All eyes on Vatican chimney as world awaits new pope
The 115 cardinals held a first inconclusive vote in the Sistine Chapel yesterday as they began the process of finding a successor to Benedict XVI, who brought a troubled eight-year papacy to an abrupt end by resigning last month.
Black smoke billowed into the night air above the Vatican, indicating that no-one had gained the two-thirds majority needed to become the 266th Roman pope.
White smoke -- produced by mixing the smoke from burning ballots with special flares -- would indicate that a new head of the Roman Catholic Church has been chosen.
As they awaited the outcome of the first vote, suspense mixed with hopes among the tens of thousands of pilgrims in St Peter's Square -- and in the Catholic Church worldwide, which is struggling in many parts with scandals, indifference and conflict.
Among the cardinals Italy's Angelo Scola, Brazil's Odilo Scherer and Canada's Marc Ouellet -- all conservatives like Benedict -- are the three favourites but there is no clear frontrunner and conclaves are notoriously difficult to predict.
Some analysts suggest that Benedict's dramatic act -- the first papal resignation in over 700 years -- could push the cardinals to take an equally unusual decision and that an outsider could emerge as a compromise candidate.
Hopes are high in the Philippines for the popular Archbishop of Manila, Luis Antonio Tagle, and on the African continent for South Africa's Wilfrid Napier, the archbishop of Durban, but in practice their chances are very slim.
Two-thirds of the cardinals are from Europe and North America and the view among many experts is that only someone with experience of its inner workings can reform the scandal-tainted Vatican bureaucracy, the Roman Curia.
The cardinals yesterday filed into the chapel, chanting a Latin hymn to ask for divine guidance and swearing a solemn oath never to reveal the secrets of their deliberations on pain of excommunication.
The "Princes of the Church" are cut off from any contact with the outside world for the duration of the conclave. They eat and sleep in a Vatican residence where windows are locked shut and phones are for internal use only. Modern-day conclaves normally last no more than a few days.

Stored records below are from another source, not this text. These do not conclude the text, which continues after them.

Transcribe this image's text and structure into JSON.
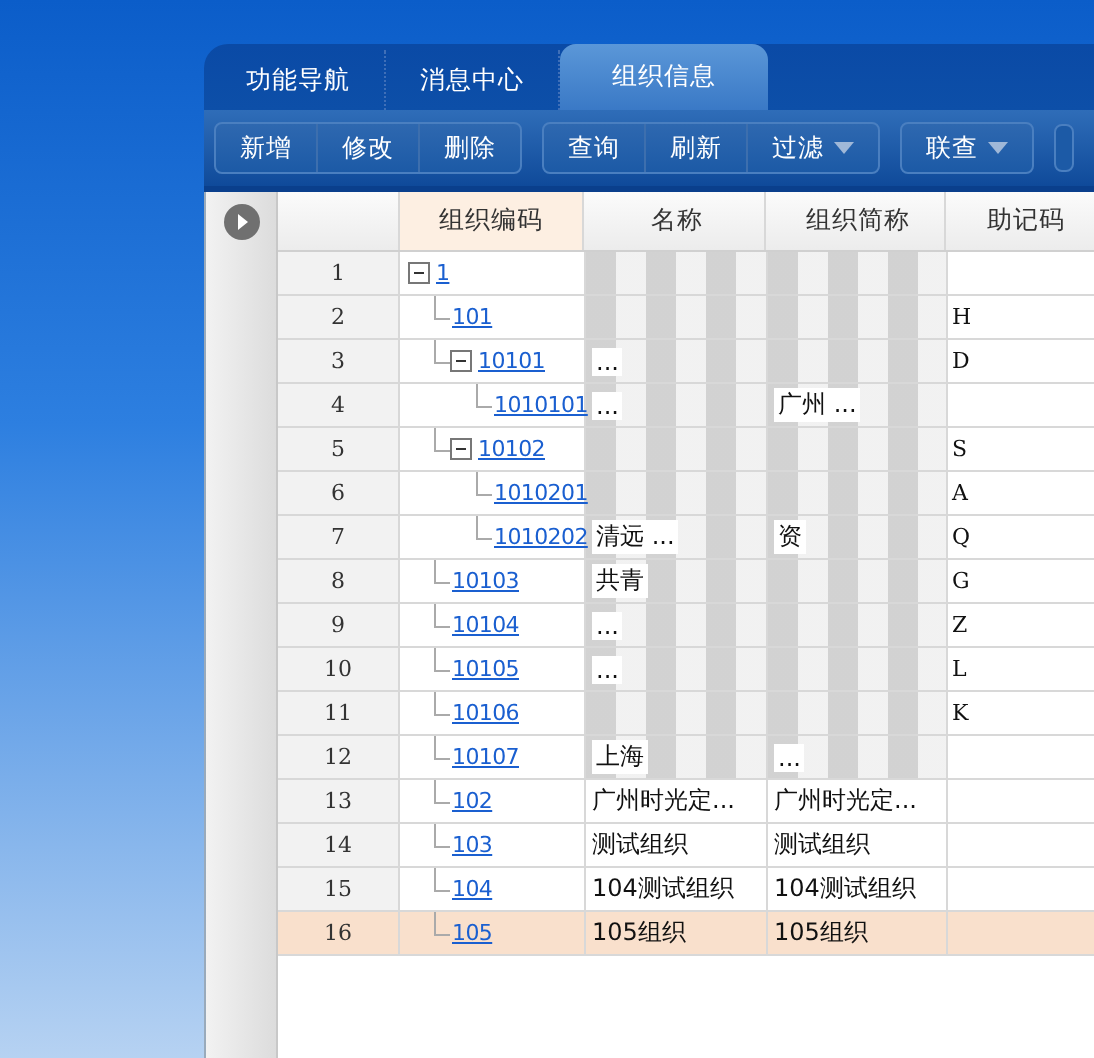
{
  "tabs": [
    {
      "label": "功能导航",
      "selected": false
    },
    {
      "label": "消息中心",
      "selected": false
    },
    {
      "label": "组织信息",
      "selected": true
    }
  ],
  "toolbar": [
    [
      "新增",
      "修改",
      "删除"
    ],
    [
      {
        "label": "查询"
      },
      {
        "label": "刷新"
      },
      {
        "label": "过滤",
        "dropdown": true
      }
    ],
    [
      {
        "label": "联查",
        "dropdown": true
      }
    ]
  ],
  "table": {
    "columns": [
      "组织编码",
      "名称",
      "组织简称",
      "助记码"
    ],
    "rows": [
      {
        "num": "1",
        "code": "1",
        "expanded": true,
        "name": {
          "masked": true
        },
        "short": {
          "masked": true
        },
        "selected": false,
        "children": [
          {
            "num": "2",
            "code": "101",
            "name": {
              "masked": true
            },
            "short": {
              "masked": true
            },
            "mnemonic": "H",
            "selected": false
          },
          {
            "num": "3",
            "code": "10101",
            "expanded": true,
            "name": {
              "text": "...",
              "masked": true
            },
            "short": {
              "masked": true
            },
            "mnemonic": "D",
            "selected": false,
            "children": [
              {
                "num": "4",
                "code": "1010101",
                "name": {
                  "text": "...",
                  "masked": true
                },
                "short": {
                  "text": "广州 ...",
                  "masked": true
                },
                "selected": false
              }
            ]
          },
          {
            "num": "5",
            "code": "10102",
            "expanded": true,
            "name": {
              "masked": true
            },
            "short": {
              "masked": true
            },
            "mnemonic": "S",
            "selected": false,
            "children": [
              {
                "num": "6",
                "code": "1010201",
                "name": {
                  "masked": true
                },
                "short": {
                  "masked": true
                },
                "mnemonic": "A",
                "selected": false
              },
              {
                "num": "7",
                "code": "1010202",
                "name": {
                  "text": "清远 ...",
                  "masked": true
                },
                "short": {
                  "text": "资",
                  "masked": true
                },
                "mnemonic": "Q",
                "selected": false
              }
            ]
          },
          {
            "num": "8",
            "code": "10103",
            "name": {
              "text": "共青",
              "masked": true
            },
            "short": {
              "masked": true
            },
            "mnemonic": "G",
            "selected": false
          },
          {
            "num": "9",
            "code": "10104",
            "name": {
              "text": "...",
              "masked": true
            },
            "short": {
              "masked": true
            },
            "mnemonic": "Z",
            "selected": false
          },
          {
            "num": "10",
            "code": "10105",
            "name": {
              "text": "...",
              "masked": true
            },
            "short": {
              "masked": true
            },
            "mnemonic": "L",
            "selected": false
          },
          {
            "num": "11",
            "code": "10106",
            "name": {
              "masked": true
            },
            "short": {
              "masked": true
            },
            "mnemonic": "K",
            "selected": false
          },
          {
            "num": "12",
            "code": "10107",
            "name": {
              "text": "上海",
              "masked": true
            },
            "short": {
              "text": "...",
              "masked": true
            },
            "selected": false
          },
          {
            "num": "13",
            "code": "102",
            "name": {
              "text": "广州时光定...",
              "masked": false
            },
            "short": {
              "text": "广州时光定...",
              "masked": false
            },
            "selected": false
          },
          {
            "num": "14",
            "code": "103",
            "name": {
              "text": "测试组织",
              "masked": false
            },
            "short": {
              "text": "测试组织",
              "masked": false
            },
            "selected": false
          },
          {
            "num": "15",
            "code": "104",
            "name": {
              "text": "104测试组织",
              "masked": false
            },
            "short": {
              "text": "104测试组织",
              "masked": false
            },
            "selected": false
          },
          {
            "num": "16",
            "code": "105",
            "name": {
              "text": "105组织",
              "masked": false
            },
            "short": {
              "text": "105组织",
              "masked": false
            },
            "selected": true
          }
        ]
      }
    ]
  }
}
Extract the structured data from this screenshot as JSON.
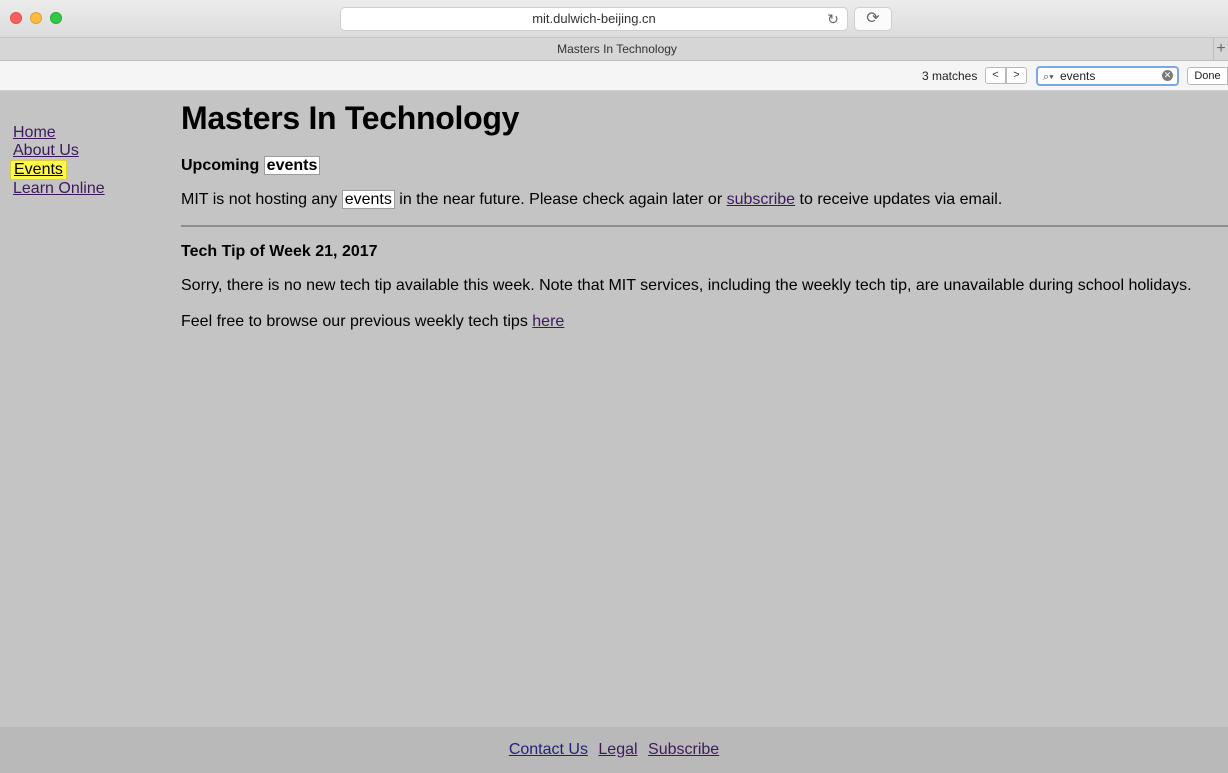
{
  "browser": {
    "url": "mit.dulwich-beijing.cn",
    "tab_title": "Masters In Technology",
    "new_tab_label": "+",
    "find": {
      "matches_text": "3 matches",
      "prev_label": "<",
      "next_label": ">",
      "query": "events",
      "done_label": "Done"
    }
  },
  "sidebar": {
    "items": [
      {
        "label": "Home"
      },
      {
        "label": "About Us"
      },
      {
        "label": "Events"
      },
      {
        "label": "Learn Online"
      }
    ]
  },
  "main": {
    "title": "Masters In Technology",
    "upcoming_heading_prefix": "Upcoming",
    "upcoming_heading_highlight": "events",
    "nohost_part1": "MIT is not hosting any",
    "nohost_highlight": "events",
    "nohost_part2": "in the near future. Please check again later or",
    "subscribe_link": "subscribe",
    "nohost_part3": "to receive updates via email.",
    "tip_heading": "Tech Tip of Week 21, 2017",
    "sorry_text": "Sorry, there is no new tech tip available this week. Note that MIT services, including the weekly tech tip, are unavailable during school holidays.",
    "browse_text": "Feel free to browse our previous weekly tech tips",
    "here_link": "here"
  },
  "footer": {
    "links": [
      {
        "label": "Contact Us"
      },
      {
        "label": "Legal"
      },
      {
        "label": "Subscribe"
      }
    ]
  }
}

Benedict's election in 2005 following the death of John Paul II took just two days.
Dressed in their scarlet robes, traditionally symbolising the blood they are willing to spill in the service of the Church, the cardinals held a pre-conclave mass in St Peter's Basilica where they prayed for unity.